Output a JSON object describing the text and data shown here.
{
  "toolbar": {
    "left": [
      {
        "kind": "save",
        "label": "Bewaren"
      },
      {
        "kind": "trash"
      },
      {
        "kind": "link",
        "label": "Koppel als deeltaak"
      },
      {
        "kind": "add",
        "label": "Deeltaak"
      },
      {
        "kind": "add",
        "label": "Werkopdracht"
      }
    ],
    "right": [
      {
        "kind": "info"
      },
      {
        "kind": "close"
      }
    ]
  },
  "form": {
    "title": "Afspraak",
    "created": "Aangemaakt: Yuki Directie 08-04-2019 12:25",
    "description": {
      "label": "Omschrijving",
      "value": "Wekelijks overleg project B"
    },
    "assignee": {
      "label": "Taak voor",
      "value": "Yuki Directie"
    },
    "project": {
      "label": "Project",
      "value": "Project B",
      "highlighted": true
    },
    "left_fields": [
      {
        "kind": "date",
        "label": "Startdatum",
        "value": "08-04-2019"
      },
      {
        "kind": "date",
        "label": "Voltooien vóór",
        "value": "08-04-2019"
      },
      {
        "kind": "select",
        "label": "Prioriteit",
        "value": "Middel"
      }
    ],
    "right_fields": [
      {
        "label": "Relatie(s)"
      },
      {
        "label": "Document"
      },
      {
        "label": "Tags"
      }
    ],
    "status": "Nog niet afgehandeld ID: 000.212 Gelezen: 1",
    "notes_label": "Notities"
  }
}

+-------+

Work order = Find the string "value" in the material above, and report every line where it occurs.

Output of the task =
      "value": "Wekelijks overleg project B"
      "value": "Yuki Directie"
      "value": "Project B",
        "value": "08-04-2019"
        "value": "08-04-2019"
        "value": "Middel"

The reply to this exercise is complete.